Tim Bohen and Tim Sykes—and any major day trader, really—recommend only trading stocks that can maintain 1 million or more shares in trading volume over multiple days.
Remember liquidity is important to make sure a stock maintains a trend over multiple days or weeks.
One-day spikes in volume typically create a chart exactly like this one for ABUS. Even though it had a positive catalyst, it was unable to maintain high volume past day one.
The market is all based on supply and demand. If the “crowd” (liquidity) moves on, the odds of your trade being more than a “one and done” is very low. Use the STT scans to locate stocks that have been up multiple days with building or maintained high volume.
Basically, liquidity is even more important than volatility. Liquidity determines how easy it is to trade shares of a stock.
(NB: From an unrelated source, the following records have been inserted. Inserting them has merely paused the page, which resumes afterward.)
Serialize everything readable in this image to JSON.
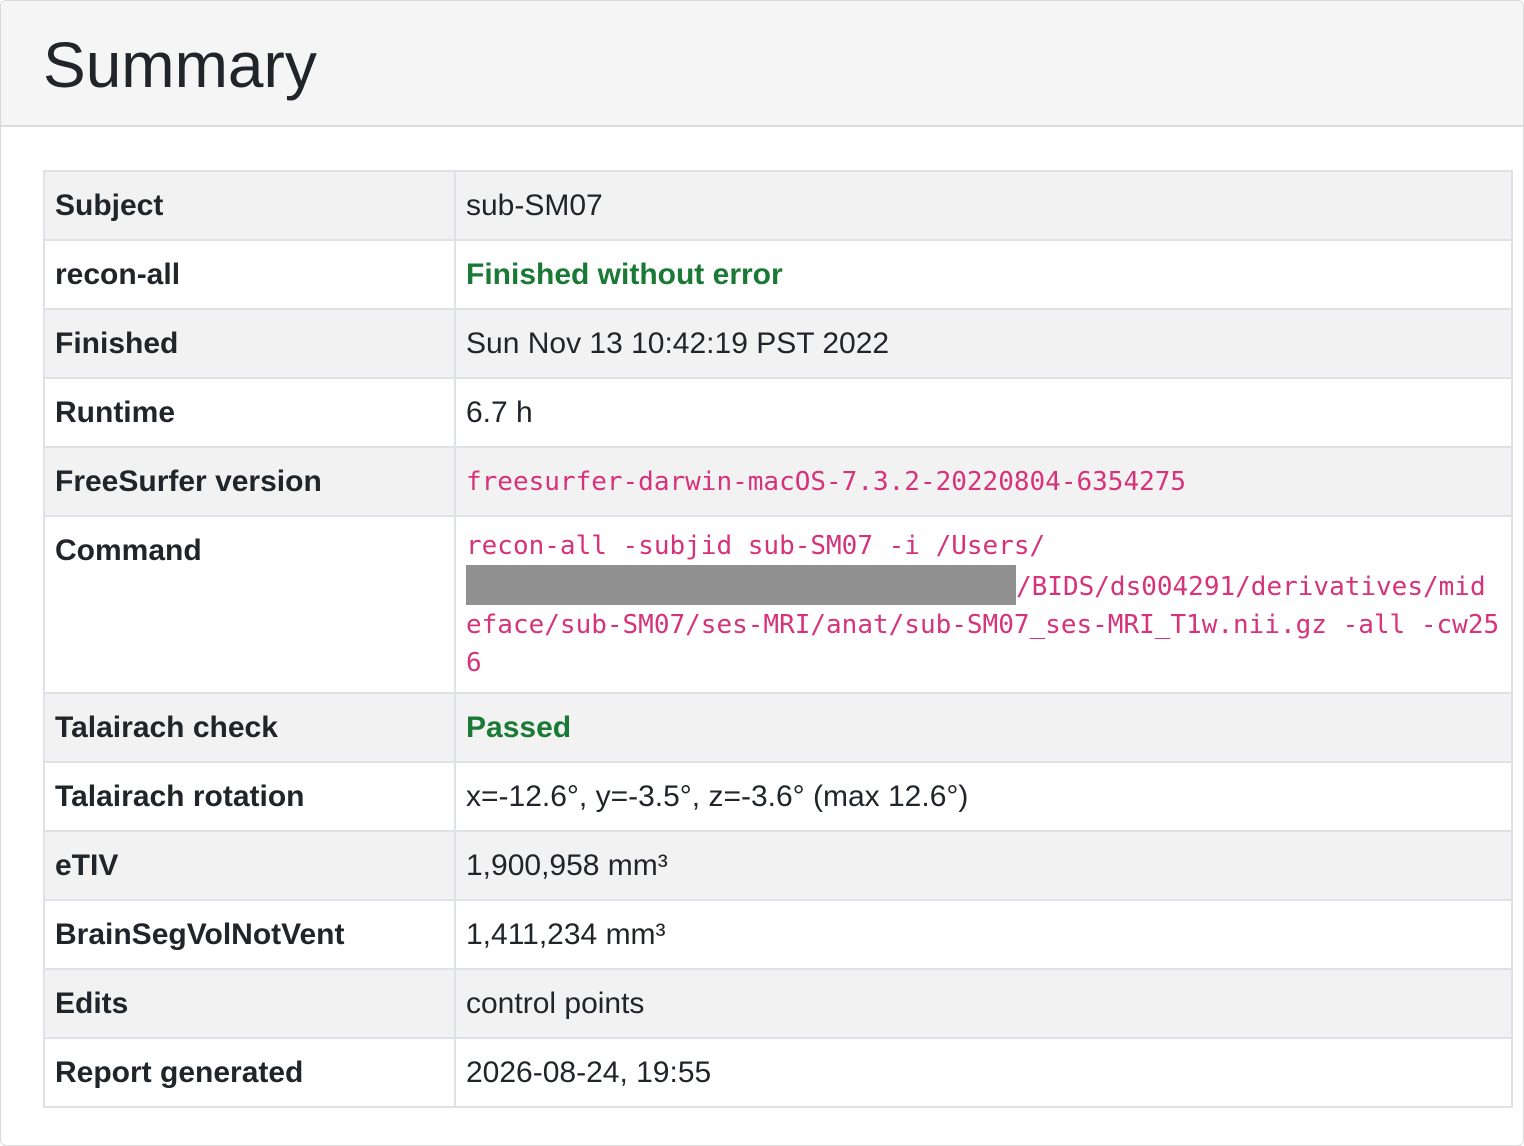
{
  "header": {
    "title": "Summary"
  },
  "rows": [
    {
      "key": "Subject",
      "value": "sub-SM07"
    },
    {
      "key": "recon-all",
      "value": "Finished without error"
    },
    {
      "key": "Finished",
      "value": "Sun Nov 13 10:42:19 PST 2022"
    },
    {
      "key": "Runtime",
      "value": "6.7 h"
    },
    {
      "key": "FreeSurfer version",
      "value": "freesurfer-darwin-macOS-7.3.2-20220804-6354275"
    },
    {
      "key": "Command",
      "value_before": "recon-all -subjid sub-SM07 -i /Users/",
      "value_after": "/BIDS/ds004291/derivatives/mideface/sub-SM07/ses-MRI/anat/sub-SM07_ses-MRI_T1w.nii.gz -all -cw256"
    },
    {
      "key": "Talairach check",
      "value": "Passed"
    },
    {
      "key": "Talairach rotation",
      "value": "x=-12.6°, y=-3.5°, z=-3.6° (max 12.6°)"
    },
    {
      "key": "eTIV",
      "value": "1,900,958 mm³"
    },
    {
      "key": "BrainSegVolNotVent",
      "value": "1,411,234 mm³"
    },
    {
      "key": "Edits",
      "value": "control points"
    },
    {
      "key": "Report generated",
      "value": "2026-08-24, 19:55"
    }
  ],
  "colors": {
    "success": "#1a7a35",
    "code": "#d6337a",
    "redaction": "#919191"
  }
}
The key to penny stocking, for sure, is being able to quickly move in and out of a position, so you should only ever trade stocks that are extremely liquid relative to the capital you trade with.
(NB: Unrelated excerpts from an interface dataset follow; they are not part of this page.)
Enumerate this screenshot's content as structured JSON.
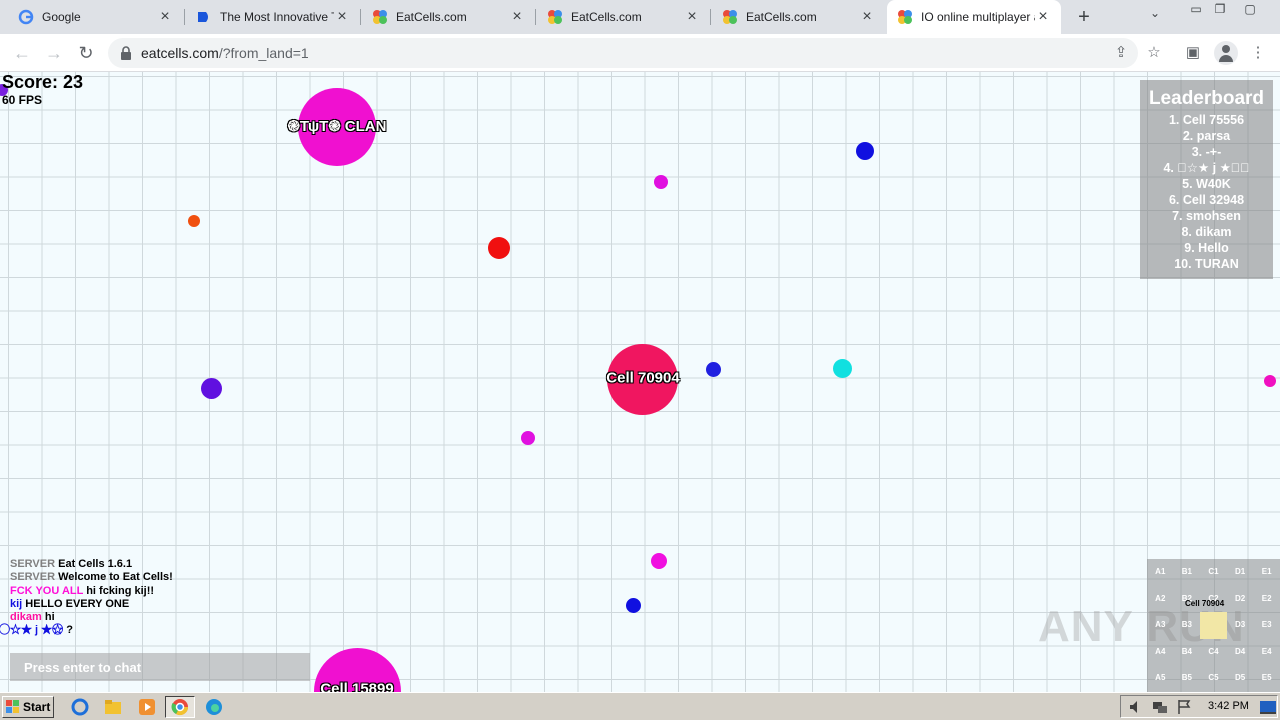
{
  "browser": {
    "tabs": [
      {
        "title": "Google",
        "icon": "google-icon"
      },
      {
        "title": "The Most Innovative Tr",
        "icon": "site-icon"
      },
      {
        "title": "EatCells.com",
        "icon": "eatcells-icon"
      },
      {
        "title": "EatCells.com",
        "icon": "eatcells-icon"
      },
      {
        "title": "EatCells.com",
        "icon": "eatcells-icon"
      },
      {
        "title": "IO online multiplayer ar",
        "icon": "eatcells-icon",
        "active": true
      }
    ],
    "url_host": "eatcells.com",
    "url_path": "/?from_land=1"
  },
  "game": {
    "score_text": "Score: 23",
    "fps_text": "60 FPS",
    "leaderboard": {
      "title": "Leaderboard",
      "entries": [
        "1. Cell 75556",
        "2. parsa",
        "3. -+-",
        "4. ⃝☆★ j ★☆⃝",
        "5. W40K",
        "6. Cell 32948",
        "7. smohsen",
        "8. dikam",
        "9. Hello",
        "10. TURAN"
      ]
    },
    "player_cells": [
      {
        "name": "Cell 70904",
        "color": "#f01660"
      },
      {
        "name": "֎ΤψΤ֎ CLAN",
        "color": "#f010d0"
      },
      {
        "name": "Cell 15899",
        "color": "#f010d0"
      }
    ],
    "chat": [
      {
        "sender": "SERVER",
        "message": "Eat Cells 1.6.1",
        "sender_color": "#808080"
      },
      {
        "sender": "SERVER",
        "message": "Welcome to Eat Cells!",
        "sender_color": "#808080"
      },
      {
        "sender": "FCK YOU ALL",
        "message": "hi fcking kij!!",
        "sender_color": "#ff10d8"
      },
      {
        "sender": "kij",
        "message": "HELLO EVERY ONE",
        "sender_color": "#1010e0"
      },
      {
        "sender": "dikam",
        "message": "hi",
        "sender_color": "#ff10a0"
      },
      {
        "sender": "⃝☆★ j ★☆⃝",
        "message": "?",
        "sender_color": "#1010e0"
      }
    ],
    "chat_placeholder": "Press enter to chat",
    "minimap": {
      "rows": [
        [
          "A1",
          "B1",
          "C1",
          "D1",
          "E1"
        ],
        [
          "A2",
          "B2",
          "C2",
          "D2",
          "E2"
        ],
        [
          "A3",
          "B3",
          "C3",
          "D3",
          "E3"
        ],
        [
          "A4",
          "B4",
          "C4",
          "D4",
          "E4"
        ],
        [
          "A5",
          "B5",
          "C5",
          "D5",
          "E5"
        ]
      ],
      "player_label": "Cell 70904"
    },
    "watermark": "ANY RUN"
  },
  "taskbar": {
    "start_label": "Start",
    "clock": "3:42 PM"
  }
}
Here’s a great example of some nice liquidity on an active stock this week—VERI (Veritone, Inc):
STT has ability to filter liquidity, so look for stocks with 1 million or more share volume over multiple days by setting up the filter to reflect this. Anything that hasn’t traded a million shares the previous day should never be on your stock list.
So, once you’ve identified a big percentage gainer and checked for catalysts, look at its liquidity, too, before you decide.
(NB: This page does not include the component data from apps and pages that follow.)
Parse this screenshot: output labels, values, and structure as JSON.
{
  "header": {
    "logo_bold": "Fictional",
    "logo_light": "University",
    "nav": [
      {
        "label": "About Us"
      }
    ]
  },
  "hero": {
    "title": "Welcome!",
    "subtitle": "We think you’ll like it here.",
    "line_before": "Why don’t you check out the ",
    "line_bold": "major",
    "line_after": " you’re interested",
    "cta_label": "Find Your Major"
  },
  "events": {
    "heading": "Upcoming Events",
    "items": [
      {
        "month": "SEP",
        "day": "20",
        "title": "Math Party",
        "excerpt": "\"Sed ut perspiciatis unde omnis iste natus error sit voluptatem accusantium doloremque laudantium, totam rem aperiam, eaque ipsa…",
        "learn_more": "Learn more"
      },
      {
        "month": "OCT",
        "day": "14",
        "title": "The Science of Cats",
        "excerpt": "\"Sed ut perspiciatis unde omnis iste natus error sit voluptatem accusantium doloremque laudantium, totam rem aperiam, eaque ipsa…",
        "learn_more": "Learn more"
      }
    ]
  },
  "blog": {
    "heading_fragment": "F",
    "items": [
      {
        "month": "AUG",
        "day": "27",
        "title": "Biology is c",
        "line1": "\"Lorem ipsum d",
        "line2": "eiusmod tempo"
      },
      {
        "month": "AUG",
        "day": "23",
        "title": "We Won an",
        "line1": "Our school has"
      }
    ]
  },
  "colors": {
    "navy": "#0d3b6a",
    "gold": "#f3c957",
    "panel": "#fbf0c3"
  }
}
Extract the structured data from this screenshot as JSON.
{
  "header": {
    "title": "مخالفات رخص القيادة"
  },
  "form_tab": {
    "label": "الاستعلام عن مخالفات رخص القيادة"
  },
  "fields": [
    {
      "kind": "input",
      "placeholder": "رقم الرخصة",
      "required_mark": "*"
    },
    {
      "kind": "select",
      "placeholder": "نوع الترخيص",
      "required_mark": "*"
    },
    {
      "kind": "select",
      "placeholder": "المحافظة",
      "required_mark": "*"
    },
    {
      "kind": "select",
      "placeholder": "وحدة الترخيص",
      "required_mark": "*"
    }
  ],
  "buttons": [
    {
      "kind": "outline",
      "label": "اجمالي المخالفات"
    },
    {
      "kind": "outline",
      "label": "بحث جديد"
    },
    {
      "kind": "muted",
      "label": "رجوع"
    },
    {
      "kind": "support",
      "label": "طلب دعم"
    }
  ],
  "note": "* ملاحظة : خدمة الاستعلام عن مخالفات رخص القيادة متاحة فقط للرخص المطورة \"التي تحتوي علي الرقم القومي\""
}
“Think about a stock that’s trading a million shares a day,” says STT’s Tim. “Now, if you buy a thousand or sell a thousand shares, you’re not really going to influence the price and you can get in and out easily. But, if you have 100,000 shares, you represent a much bigger chunk of that million shares a day. You’re going to influence the price and you might not be able to exit your position very easily, because you’ve taken such a large position, so it’s going to be hard to find other buyers or sellers to get out of your shares when you need to. The biggest losses always come when you are taking too large of a position in an illiquid stock, so you should take smaller positions to limit the risk.”
The most useful measure of liquidity for any stock is its average daily trading volume. This varies from day to day, so it’s best use an average. Daily averages are shown for the previous 10 days and three months.
The initial hour of trading at market opening and the last hour’s trading before market close are considered to be the most liquid. If you are able to identify stocks with strong momentum, it is better to buy the stock at the market close and hold the position overnight. Then, you’re money’s working for you while you’re sleeping. The next day, you can close your position right at the market open, when the liquidity is at a high point. You’re also avoiding Pattern Day Trader (PDT) rule when you do this, because you’re not buying and selling the same stock on the same day.
Stay away from the paper snakes, and live to trade another day with STT. In the meantime, you can learn even more here, with STT’s Steady Trade podcast.